With all of the focus on everything the government has done wrong, it is worth noting what has been done to improve the process. A Government Accountability Office (GAO) report released in December, in addition to calling out all of the problems with the personnel security program, noted areas where the government was working to improve quality.
Here are a few recent policy improvements to the security clearance process which have been made.
1. Implementing Quality Assessment Standards

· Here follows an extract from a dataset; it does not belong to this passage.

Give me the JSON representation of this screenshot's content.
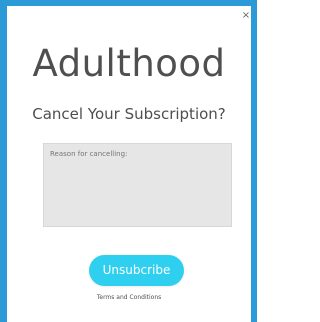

The goal of Quality Assessment Standards is to create consistent criteria for evaluating investigations across all government agencies. A part of the goal of quality standards is to ensure consistent completeness. In the downfall of former background investigations provider USIS, one major issue was the number of incomplete investigations being punted forward for adjudication. In the multiple audits that followed, the need for consistent investigation quality was one recurring recommendation.
ODNI developed a Quality Assessment Reporting Tool (QART), allowing agencies to report on the completeness of investigations.
2. More consistent adjudications.
The background investigation is a product. Security clearance eligibility is granted through the adjudication process. Which like investigations themselves, has its own problems with consistent application across agencies. In addition to improving investigations the QART is designed to make it easier for adjudicators to determine if an issue has been sufficiently mitigated to justify a favorable clearance determination
“DOD officials highlighted issue resolution—having enough useful information about the circumstances surrounding a given issue to make an adjudicative determination—as a persistent challenge with background investigations for personnel security clearances, and as key to determining investigation quality,” the GAO report noted. ODNI officials stated full implementation of the QART was to occur in 2017.
Beneath every silver lining for the background investigation process, however, there is some black cloud. Despite complaining about the lack of information needed to successfully adjudicate, DoD officials told the GAO they don’t intend for all of their adjudicators to use the QART. The GAO noted it will be difficult for the QART to be successfully implemented if DoD – responsible for the majority of adjudications – refuses to use it.
3. Security Executive Agent Directives (SEADs)
Five SEADs were issued as of August 2017. SEAD 4 created a single, common adjudicative criteria for all individuals requiring access to classified information. Other SEADs related to the use of social media in the background investigations process, and clarifying the use of polygraphs in the background investigation process. In a world where policy change is painstakingly slow, these updates signal significant improvement to the security clearance process.
The pain is real. But so is the progress. As we lament slow processing times and clearance backlogs, it’s worth looking back at where the government has pushed for progress and reform.